[Collected data entries]

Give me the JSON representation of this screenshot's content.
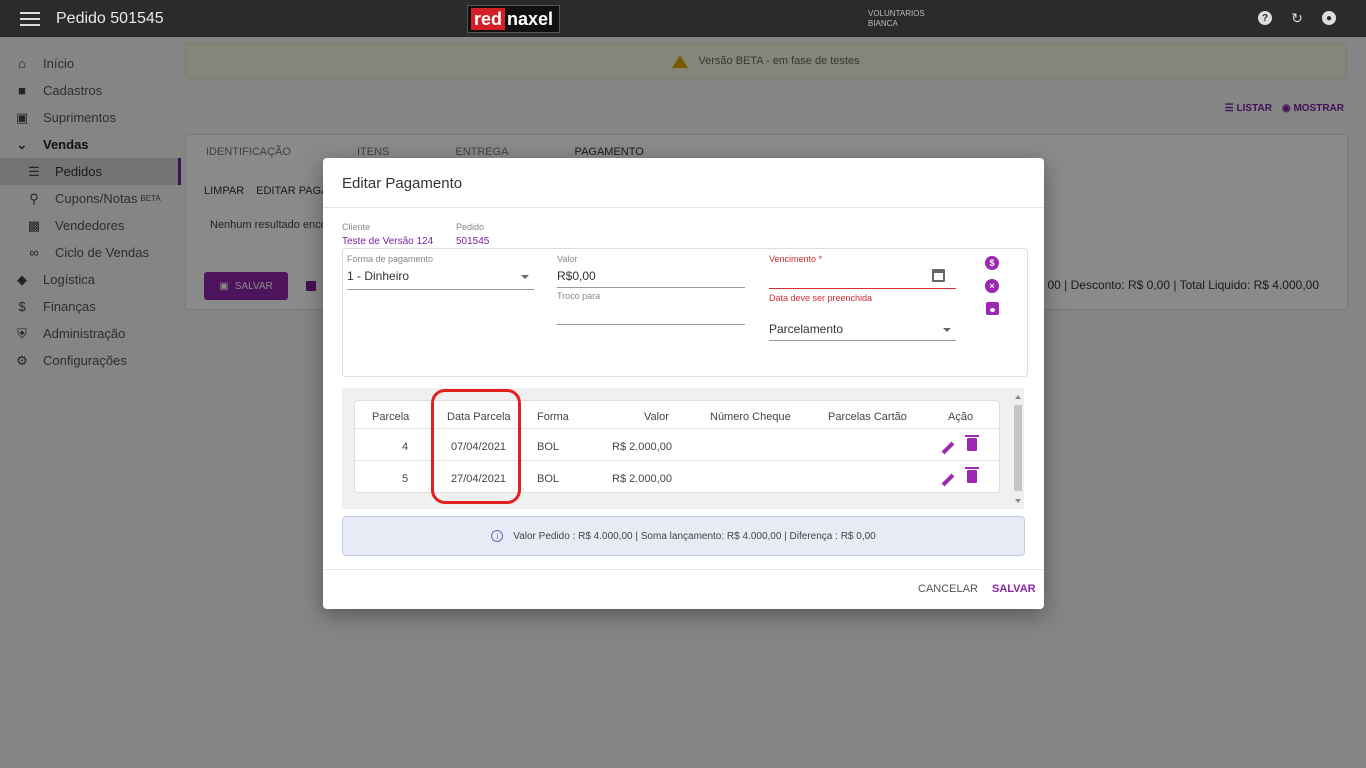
{
  "header": {
    "title": "Pedido 501545",
    "logo_red": "red",
    "logo_white": "naxel",
    "org_line1": "VOLUNTARIOS",
    "org_line2": "BIANCA"
  },
  "sidebar": {
    "items": [
      {
        "label": "Início",
        "icon": "home-icon"
      },
      {
        "label": "Cadastros",
        "icon": "folder-icon"
      },
      {
        "label": "Suprimentos",
        "icon": "briefcase-icon"
      },
      {
        "label": "Vendas",
        "icon": "chevron-down-icon"
      },
      {
        "label": "Pedidos",
        "icon": "list-icon"
      },
      {
        "label": "Cupons/Notas",
        "icon": "receipt-icon",
        "badge": "BETA"
      },
      {
        "label": "Vendedores",
        "icon": "id-card-icon"
      },
      {
        "label": "Ciclo de Vendas",
        "icon": "infinity-icon"
      },
      {
        "label": "Logística",
        "icon": "directions-icon"
      },
      {
        "label": "Finanças",
        "icon": "dollar-icon"
      },
      {
        "label": "Administração",
        "icon": "shield-icon"
      },
      {
        "label": "Configurações",
        "icon": "gear-icon"
      }
    ]
  },
  "banner": {
    "text": "Versão BETA - em fase de testes"
  },
  "list_actions": {
    "listar": "LISTAR",
    "mostrar": "MOSTRAR"
  },
  "tabs": [
    "IDENTIFICAÇÃO",
    "ITENS",
    "ENTREGA",
    "PAGAMENTO"
  ],
  "card": {
    "btn_limpar": "LIMPAR",
    "btn_editar": "EDITAR PAGA",
    "no_result": "Nenhum resultado enco",
    "save_label": "SALVAR",
    "totals": "00 | Desconto: R$ 0,00 | Total Liquido: R$ 4.000,00"
  },
  "dialog": {
    "title": "Editar Pagamento",
    "cliente_label": "Cliente",
    "cliente_value": "Teste de Versão 124",
    "pedido_label": "Pedido",
    "pedido_value": "501545",
    "forma_label": "Forma de pagamento",
    "forma_value": "1 - Dinheiro",
    "valor_label": "Valor",
    "valor_value": "R$0,00",
    "troco_label": "Troco para",
    "troco_value": "",
    "vencimento_label": "Vencimento *",
    "vencimento_error": "Data deve ser preenchida",
    "parcelamento_value": "Parcelamento",
    "table": {
      "headers": [
        "Parcela",
        "Data Parcela",
        "Forma",
        "Valor",
        "Número Cheque",
        "Parcelas Cartão",
        "Ação"
      ],
      "rows": [
        {
          "parcela": "4",
          "data": "07/04/2021",
          "forma": "BOL",
          "valor": "R$ 2.000,00",
          "cheque": "",
          "cartao": ""
        },
        {
          "parcela": "5",
          "data": "27/04/2021",
          "forma": "BOL",
          "valor": "R$ 2.000,00",
          "cheque": "",
          "cartao": ""
        }
      ]
    },
    "summary": "Valor Pedido : R$ 4.000,00 | Soma lançamento: R$ 4.000,00 | Diferença : R$ 0,00",
    "cancel_label": "CANCELAR",
    "save_label": "SALVAR"
  },
  "colors": {
    "accent": "#8e24aa",
    "error": "#d32f2f",
    "highlight": "#e51e1e"
  }
}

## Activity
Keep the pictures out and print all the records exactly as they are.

## The answer
Give me the JSON representation of this screenshot's content.
{
  "header": {
    "title": "Pedido 501545",
    "logo_red": "red",
    "logo_white": "naxel",
    "org_line1": "VOLUNTARIOS",
    "org_line2": "BIANCA"
  },
  "sidebar": {
    "items": [
      {
        "label": "Início",
        "icon": "home-icon"
      },
      {
        "label": "Cadastros",
        "icon": "folder-icon"
      },
      {
        "label": "Suprimentos",
        "icon": "briefcase-icon"
      },
      {
        "label": "Vendas",
        "icon": "chevron-down-icon"
      },
      {
        "label": "Pedidos",
        "icon": "list-icon"
      },
      {
        "label": "Cupons/Notas",
        "icon": "receipt-icon",
        "badge": "BETA"
      },
      {
        "label": "Vendedores",
        "icon": "id-card-icon"
      },
      {
        "label": "Ciclo de Vendas",
        "icon": "infinity-icon"
      },
      {
        "label": "Logística",
        "icon": "directions-icon"
      },
      {
        "label": "Finanças",
        "icon": "dollar-icon"
      },
      {
        "label": "Administração",
        "icon": "shield-icon"
      },
      {
        "label": "Configurações",
        "icon": "gear-icon"
      }
    ]
  },
  "banner": {
    "text": "Versão BETA - em fase de testes"
  },
  "list_actions": {
    "listar": "LISTAR",
    "mostrar": "MOSTRAR"
  },
  "tabs": [
    "IDENTIFICAÇÃO",
    "ITENS",
    "ENTREGA",
    "PAGAMENTO"
  ],
  "card": {
    "btn_limpar": "LIMPAR",
    "btn_editar": "EDITAR PAGA",
    "no_result": "Nenhum resultado enco",
    "save_label": "SALVAR",
    "totals": "00 | Desconto: R$ 0,00 | Total Liquido: R$ 4.000,00"
  },
  "dialog": {
    "title": "Editar Pagamento",
    "cliente_label": "Cliente",
    "cliente_value": "Teste de Versão 124",
    "pedido_label": "Pedido",
    "pedido_value": "501545",
    "forma_label": "Forma de pagamento",
    "forma_value": "1 - Dinheiro",
    "valor_label": "Valor",
    "valor_value": "R$0,00",
    "troco_label": "Troco para",
    "troco_value": "",
    "vencimento_label": "Vencimento *",
    "vencimento_error": "Data deve ser preenchida",
    "parcelamento_value": "Parcelamento",
    "table": {
      "headers": [
        "Parcela",
        "Data Parcela",
        "Forma",
        "Valor",
        "Número Cheque",
        "Parcelas Cartão",
        "Ação"
      ],
      "rows": [
        {
          "parcela": "4",
          "data": "07/04/2021",
          "forma": "BOL",
          "valor": "R$ 2.000,00",
          "cheque": "",
          "cartao": ""
        },
        {
          "parcela": "5",
          "data": "27/04/2021",
          "forma": "BOL",
          "valor": "R$ 2.000,00",
          "cheque": "",
          "cartao": ""
        }
      ]
    },
    "summary": "Valor Pedido : R$ 4.000,00 | Soma lançamento: R$ 4.000,00 | Diferença : R$ 0,00",
    "cancel_label": "CANCELAR",
    "save_label": "SALVAR"
  },
  "colors": {
    "accent": "#8e24aa",
    "error": "#d32f2f",
    "highlight": "#e51e1e"
  }
}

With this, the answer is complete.